Don’t get me wrong, I don’t want to prove that there’s no renewed interest in older editions of D&D and other games, but I want to share my thoughts on the perception of that phenomenon.
Recently there was some more discussion about the OSR on Twitter and on various blogs. The whole drama was started when someone discovered a quite unfortunate blurb on the Frog God Games site.
I don’t want to repeat what the whole hubbub’s about, you’ll easily find out when using Google or checking your favorite old-school blogs. But again people started to muse about the state the “OSR” is in, as if it were a single entity – which it isn’t. There are a lot of people interested in old-school gaming (whatever this may be for each of these persons) and some of them think of themselves as members of the Old-School Revivial (or Revolution) movement. But there’s no single organization uniting all these gamers. Basically everyone fends for himself.
There probably still is TARGA, which tried to be an umbrella organization for all things old-school, but it’s definitely not speaking for all old-school advocates, not even the majority. And they had a fair amount of drama on their own turf as well. Go figure…

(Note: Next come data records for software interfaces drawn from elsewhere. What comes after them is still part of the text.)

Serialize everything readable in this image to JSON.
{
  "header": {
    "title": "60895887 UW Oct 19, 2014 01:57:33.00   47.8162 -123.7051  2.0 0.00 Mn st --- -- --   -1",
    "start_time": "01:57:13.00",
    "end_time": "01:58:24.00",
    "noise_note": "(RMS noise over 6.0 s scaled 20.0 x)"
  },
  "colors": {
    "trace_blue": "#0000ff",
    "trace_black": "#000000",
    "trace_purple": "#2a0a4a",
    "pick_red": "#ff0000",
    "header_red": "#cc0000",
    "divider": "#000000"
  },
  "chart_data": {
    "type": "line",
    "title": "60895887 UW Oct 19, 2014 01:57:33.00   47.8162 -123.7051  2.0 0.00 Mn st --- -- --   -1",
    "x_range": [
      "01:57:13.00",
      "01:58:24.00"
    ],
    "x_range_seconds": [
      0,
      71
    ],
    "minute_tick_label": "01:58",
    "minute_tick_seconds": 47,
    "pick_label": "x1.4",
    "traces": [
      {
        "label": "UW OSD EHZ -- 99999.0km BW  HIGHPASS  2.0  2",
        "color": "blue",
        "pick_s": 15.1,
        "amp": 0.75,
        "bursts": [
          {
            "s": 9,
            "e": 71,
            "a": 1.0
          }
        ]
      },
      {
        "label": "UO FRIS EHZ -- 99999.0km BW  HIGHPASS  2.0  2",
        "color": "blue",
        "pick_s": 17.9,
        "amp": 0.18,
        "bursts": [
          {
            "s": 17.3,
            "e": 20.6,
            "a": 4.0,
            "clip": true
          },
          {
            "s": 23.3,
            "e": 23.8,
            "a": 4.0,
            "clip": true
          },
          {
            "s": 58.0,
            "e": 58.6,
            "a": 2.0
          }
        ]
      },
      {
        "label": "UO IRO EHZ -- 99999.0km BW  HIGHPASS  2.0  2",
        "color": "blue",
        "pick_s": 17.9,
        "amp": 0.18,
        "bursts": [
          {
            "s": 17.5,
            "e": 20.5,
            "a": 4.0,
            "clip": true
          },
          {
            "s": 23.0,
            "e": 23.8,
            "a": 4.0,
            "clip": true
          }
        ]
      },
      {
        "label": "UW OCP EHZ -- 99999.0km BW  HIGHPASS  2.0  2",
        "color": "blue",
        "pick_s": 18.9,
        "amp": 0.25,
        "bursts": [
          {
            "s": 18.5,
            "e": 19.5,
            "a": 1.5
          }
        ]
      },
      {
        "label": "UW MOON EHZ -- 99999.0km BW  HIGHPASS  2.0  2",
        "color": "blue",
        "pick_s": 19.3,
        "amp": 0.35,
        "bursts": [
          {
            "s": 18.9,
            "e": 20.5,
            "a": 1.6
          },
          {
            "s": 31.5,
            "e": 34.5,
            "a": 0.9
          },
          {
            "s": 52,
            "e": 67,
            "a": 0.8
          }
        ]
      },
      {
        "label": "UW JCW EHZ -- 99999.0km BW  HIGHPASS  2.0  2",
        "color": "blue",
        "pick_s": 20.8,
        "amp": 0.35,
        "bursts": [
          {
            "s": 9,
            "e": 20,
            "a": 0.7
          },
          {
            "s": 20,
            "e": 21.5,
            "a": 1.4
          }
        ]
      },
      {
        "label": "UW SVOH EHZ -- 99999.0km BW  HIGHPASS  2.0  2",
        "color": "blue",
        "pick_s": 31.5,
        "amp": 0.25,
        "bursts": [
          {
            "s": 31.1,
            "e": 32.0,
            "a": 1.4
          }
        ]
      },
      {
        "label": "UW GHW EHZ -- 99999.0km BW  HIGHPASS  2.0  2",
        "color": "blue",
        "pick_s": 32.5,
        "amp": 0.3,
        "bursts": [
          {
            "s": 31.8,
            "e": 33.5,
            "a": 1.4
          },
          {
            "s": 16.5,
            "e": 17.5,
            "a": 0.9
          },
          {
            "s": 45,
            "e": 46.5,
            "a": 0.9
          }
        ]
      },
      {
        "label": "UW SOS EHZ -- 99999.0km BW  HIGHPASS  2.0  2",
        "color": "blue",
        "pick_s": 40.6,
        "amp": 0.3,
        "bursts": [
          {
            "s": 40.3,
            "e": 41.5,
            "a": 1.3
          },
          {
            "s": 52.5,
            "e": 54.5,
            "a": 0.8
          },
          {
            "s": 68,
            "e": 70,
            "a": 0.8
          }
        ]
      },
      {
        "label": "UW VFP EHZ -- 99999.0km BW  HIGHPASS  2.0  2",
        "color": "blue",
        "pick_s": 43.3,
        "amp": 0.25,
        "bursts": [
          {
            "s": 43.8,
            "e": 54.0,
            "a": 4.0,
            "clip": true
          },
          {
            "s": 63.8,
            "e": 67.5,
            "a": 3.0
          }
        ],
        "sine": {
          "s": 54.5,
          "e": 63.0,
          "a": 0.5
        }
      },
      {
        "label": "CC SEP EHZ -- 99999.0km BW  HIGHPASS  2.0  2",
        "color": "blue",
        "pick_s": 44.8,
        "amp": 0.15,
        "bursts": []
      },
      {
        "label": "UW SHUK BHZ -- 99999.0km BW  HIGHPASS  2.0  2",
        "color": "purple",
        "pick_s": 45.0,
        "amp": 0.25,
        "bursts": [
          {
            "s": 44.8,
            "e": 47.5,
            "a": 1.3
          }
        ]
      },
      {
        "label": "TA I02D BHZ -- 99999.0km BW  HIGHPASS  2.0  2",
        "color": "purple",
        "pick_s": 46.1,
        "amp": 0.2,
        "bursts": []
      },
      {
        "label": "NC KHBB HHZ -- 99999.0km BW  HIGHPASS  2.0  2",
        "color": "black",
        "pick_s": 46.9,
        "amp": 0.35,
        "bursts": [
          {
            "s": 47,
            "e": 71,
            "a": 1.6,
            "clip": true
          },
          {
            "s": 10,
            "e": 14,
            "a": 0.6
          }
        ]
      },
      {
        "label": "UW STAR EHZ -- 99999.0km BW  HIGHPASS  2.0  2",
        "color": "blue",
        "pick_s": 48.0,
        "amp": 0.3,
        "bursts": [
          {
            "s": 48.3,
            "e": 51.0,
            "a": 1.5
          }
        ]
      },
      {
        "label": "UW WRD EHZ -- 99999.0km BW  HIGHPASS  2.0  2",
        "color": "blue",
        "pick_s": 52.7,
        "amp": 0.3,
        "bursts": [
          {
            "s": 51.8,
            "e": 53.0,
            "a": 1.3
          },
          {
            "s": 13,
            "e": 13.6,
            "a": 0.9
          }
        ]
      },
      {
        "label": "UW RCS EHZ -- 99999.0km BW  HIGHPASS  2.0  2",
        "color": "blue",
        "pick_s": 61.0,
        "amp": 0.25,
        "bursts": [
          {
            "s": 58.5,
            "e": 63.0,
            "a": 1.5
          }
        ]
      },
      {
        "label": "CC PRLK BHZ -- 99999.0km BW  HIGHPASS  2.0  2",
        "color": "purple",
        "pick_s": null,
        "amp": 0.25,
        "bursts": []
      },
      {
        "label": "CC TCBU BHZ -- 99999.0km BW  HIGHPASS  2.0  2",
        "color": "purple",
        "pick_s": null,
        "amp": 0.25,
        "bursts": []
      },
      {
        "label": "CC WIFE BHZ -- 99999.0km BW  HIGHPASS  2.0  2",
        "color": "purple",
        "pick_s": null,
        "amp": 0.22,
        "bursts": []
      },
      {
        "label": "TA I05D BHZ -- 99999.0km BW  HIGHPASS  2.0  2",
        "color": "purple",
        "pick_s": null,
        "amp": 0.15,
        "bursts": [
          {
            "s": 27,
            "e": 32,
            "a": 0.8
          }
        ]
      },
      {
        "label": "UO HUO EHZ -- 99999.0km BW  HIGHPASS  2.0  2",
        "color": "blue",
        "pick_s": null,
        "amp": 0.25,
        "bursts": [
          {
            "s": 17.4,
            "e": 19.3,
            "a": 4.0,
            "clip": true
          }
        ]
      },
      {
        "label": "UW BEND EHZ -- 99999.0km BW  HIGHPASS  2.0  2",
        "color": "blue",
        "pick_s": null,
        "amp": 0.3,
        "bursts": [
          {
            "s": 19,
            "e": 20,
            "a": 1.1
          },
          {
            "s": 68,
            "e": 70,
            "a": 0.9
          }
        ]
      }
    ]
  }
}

When fans of D&D 4th Edition praise their own community for its unity they forget that a) that there is no single “OSR” community and b) the old-school movement is about a lot of different D&D editions and even other games as well, not just one. It’s much easier to be a united group if you can decide on just one game to venerate. 😉
My advice is to remember that when you deal with something old-school you’re not facing a tight-knit community but a bunch of individuals who merely like older editions of D&D. It’s not an OSR scandal or something, it’s just the opinion of individuals.
Now let’s move on, there’s nothing more to see here.